__PROBLEM REQUIREMENTS__:
Look through the records below, and whenever a line contains "Apakah", copy it.

__Interface dataset entries__:

____

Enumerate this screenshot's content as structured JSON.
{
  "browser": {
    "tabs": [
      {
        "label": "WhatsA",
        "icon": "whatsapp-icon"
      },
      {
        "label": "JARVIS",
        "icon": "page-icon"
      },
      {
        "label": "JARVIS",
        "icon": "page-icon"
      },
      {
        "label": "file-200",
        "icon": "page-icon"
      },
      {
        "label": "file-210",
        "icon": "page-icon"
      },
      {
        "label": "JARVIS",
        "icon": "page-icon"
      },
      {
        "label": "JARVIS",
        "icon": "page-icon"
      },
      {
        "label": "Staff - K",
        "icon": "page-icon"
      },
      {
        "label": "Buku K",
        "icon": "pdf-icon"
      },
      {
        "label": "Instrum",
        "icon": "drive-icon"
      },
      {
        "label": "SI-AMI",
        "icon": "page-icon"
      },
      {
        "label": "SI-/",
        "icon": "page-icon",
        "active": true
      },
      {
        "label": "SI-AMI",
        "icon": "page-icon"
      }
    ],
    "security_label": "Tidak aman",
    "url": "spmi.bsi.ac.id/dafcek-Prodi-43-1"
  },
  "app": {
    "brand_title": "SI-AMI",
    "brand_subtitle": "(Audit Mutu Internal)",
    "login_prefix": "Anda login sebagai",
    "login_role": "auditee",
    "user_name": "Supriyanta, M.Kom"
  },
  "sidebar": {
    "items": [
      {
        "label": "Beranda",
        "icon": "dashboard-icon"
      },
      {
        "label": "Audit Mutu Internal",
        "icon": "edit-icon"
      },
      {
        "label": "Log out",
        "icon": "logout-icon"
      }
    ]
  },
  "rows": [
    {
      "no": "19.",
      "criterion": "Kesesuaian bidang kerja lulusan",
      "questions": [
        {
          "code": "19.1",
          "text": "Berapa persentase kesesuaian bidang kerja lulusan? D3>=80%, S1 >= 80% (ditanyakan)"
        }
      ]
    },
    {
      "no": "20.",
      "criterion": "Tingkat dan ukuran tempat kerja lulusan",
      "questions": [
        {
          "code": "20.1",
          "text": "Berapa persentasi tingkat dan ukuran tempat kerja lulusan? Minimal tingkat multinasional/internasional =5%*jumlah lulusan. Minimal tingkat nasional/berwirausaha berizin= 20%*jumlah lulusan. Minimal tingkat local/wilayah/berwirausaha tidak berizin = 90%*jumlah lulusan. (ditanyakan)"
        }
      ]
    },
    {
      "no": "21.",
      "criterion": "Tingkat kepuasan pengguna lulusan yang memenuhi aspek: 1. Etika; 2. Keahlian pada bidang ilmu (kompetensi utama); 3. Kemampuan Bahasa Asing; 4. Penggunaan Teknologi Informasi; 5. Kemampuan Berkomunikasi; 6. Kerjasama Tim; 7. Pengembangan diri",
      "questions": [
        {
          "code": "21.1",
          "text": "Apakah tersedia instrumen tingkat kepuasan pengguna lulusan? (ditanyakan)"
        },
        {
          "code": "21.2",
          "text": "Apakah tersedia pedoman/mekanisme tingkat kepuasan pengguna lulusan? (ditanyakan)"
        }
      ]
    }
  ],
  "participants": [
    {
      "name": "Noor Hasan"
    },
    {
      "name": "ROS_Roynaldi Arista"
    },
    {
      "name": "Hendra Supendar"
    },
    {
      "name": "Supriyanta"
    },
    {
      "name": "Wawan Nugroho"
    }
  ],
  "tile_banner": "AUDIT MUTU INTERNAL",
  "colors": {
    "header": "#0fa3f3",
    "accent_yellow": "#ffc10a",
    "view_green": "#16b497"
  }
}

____

__ANSWER SECTION__:
          "text": "Apakah tersedia instrumen tingkat kepuasan pengguna lulusan? (ditanyakan)"
          "text": "Apakah tersedia pedoman/mekanisme tingkat kepuasan pengguna lulusan? (ditanyakan)"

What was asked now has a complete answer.